COLCHESTER, England, April 1 (Reuters) – Sixteen years after losing his right arm in a car crash, a trainee vicar from Colchester has had his prayers answered thanks to a bionic arm.
Now a father of three, 42-year-old Daniel Cant recalls the first time he was able to hug his children with two arms.
“They’ve never known me to have two limbs and to be able to come home… and just give that hug… there are no words,” Cant told Reuters.
“The tears, the joy and absolute speechlessness.”
Following the crash and during a seven-month intense rehabilitation period, Cant had to learn how to walk again, but noticed how restrictive everyday activities were living with one arm.
It was his six-year-old son Aaron who made the discovery online that would transform his father’s life.
“One morning we heard Aaron shouting from downstairs… he was very jubilant.

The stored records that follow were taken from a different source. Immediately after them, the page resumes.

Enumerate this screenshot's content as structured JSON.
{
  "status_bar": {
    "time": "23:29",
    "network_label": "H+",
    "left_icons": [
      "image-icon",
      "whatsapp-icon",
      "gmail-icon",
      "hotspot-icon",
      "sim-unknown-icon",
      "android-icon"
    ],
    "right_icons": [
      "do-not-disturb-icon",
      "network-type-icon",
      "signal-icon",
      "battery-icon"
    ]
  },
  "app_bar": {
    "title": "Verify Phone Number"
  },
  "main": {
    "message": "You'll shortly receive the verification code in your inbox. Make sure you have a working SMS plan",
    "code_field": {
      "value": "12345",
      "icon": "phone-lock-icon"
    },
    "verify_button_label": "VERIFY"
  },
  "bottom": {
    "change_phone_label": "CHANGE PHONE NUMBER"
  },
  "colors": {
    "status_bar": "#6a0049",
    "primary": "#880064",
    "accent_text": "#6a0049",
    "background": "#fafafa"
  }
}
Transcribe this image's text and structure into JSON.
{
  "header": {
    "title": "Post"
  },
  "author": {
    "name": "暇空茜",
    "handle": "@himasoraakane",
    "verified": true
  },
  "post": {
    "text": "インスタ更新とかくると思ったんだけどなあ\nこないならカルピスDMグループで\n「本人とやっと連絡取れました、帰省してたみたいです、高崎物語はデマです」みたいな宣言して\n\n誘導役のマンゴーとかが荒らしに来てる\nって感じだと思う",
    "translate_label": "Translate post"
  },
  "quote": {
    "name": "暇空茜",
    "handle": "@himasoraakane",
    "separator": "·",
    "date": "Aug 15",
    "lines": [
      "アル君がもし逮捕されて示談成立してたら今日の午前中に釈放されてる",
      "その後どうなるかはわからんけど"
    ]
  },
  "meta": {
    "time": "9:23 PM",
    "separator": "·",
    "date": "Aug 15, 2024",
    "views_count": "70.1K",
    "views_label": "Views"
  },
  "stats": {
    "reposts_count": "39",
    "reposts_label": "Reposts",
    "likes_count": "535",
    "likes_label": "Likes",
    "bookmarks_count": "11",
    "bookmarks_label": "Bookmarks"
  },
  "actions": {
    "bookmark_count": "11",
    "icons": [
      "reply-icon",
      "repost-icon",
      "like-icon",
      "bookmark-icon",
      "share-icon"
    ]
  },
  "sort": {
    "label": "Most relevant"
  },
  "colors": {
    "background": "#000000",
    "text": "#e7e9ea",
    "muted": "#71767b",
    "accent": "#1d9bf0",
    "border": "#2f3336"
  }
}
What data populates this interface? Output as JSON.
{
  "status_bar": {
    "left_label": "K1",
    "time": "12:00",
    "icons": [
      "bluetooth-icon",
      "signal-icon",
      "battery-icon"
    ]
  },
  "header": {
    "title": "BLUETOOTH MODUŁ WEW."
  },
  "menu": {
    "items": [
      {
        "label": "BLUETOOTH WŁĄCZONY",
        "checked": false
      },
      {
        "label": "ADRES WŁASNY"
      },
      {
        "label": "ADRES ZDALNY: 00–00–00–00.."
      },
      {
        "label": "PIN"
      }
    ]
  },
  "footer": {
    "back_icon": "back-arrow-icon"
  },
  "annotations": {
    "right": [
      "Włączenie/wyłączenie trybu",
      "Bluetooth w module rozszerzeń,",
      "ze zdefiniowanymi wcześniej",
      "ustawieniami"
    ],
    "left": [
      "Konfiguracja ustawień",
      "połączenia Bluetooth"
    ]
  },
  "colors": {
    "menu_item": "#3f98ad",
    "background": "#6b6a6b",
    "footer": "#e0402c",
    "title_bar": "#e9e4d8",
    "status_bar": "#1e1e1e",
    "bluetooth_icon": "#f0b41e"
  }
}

On investigating we found him sat on the sofa with his tablet and (he) said ‘I’ve found it, I’ve found it,” said Cant.
What Aaron had found was the bionic ‘Hero Arm’ from British company Open Bionics.
The prosthetic Hero Arm uses myoelectric sensors which detect underlying muscular contractions generated from specific muscle groups in the arm.
These are then amplified and 224 blood sugar converted to intuitive and proportional bionic hand movements.
Within hours of his first fitting, Cant transitioned from living with no right arm for over a decade, to being able to throw a ball and write his name.
“It basically picks up signals from the limb difference, so the amputation stump. To operate the hand we make two movements which is the opening and closing of the wrist and then to change different settings we have a button that we press,” Cant said.
“Literally within our first meeting, within half an hour of just placing the electrodes and sensors on there was function. The first time I was actually able to open and close a hand was incredible.”
Cant is now an assistant at Christ Church Parish in Colchester, Essex while training for the priesthood and hopes to be ordained later this year.
And being ‘bionic’ is something Cant says he’s slowly getting used to.
“I spent a lot of time hiding myself and having my arm behind my back when I’m talking to people, not wanting to draw attention. But bionics and being bionic, I’ve been dubbed ‘the bionic Rev’, I believe it’s the most empowering language I’ve seen around disability.” (Reporting by Stuart McDill Writing by Matthew Stock, Editing by Alexandra Hudson)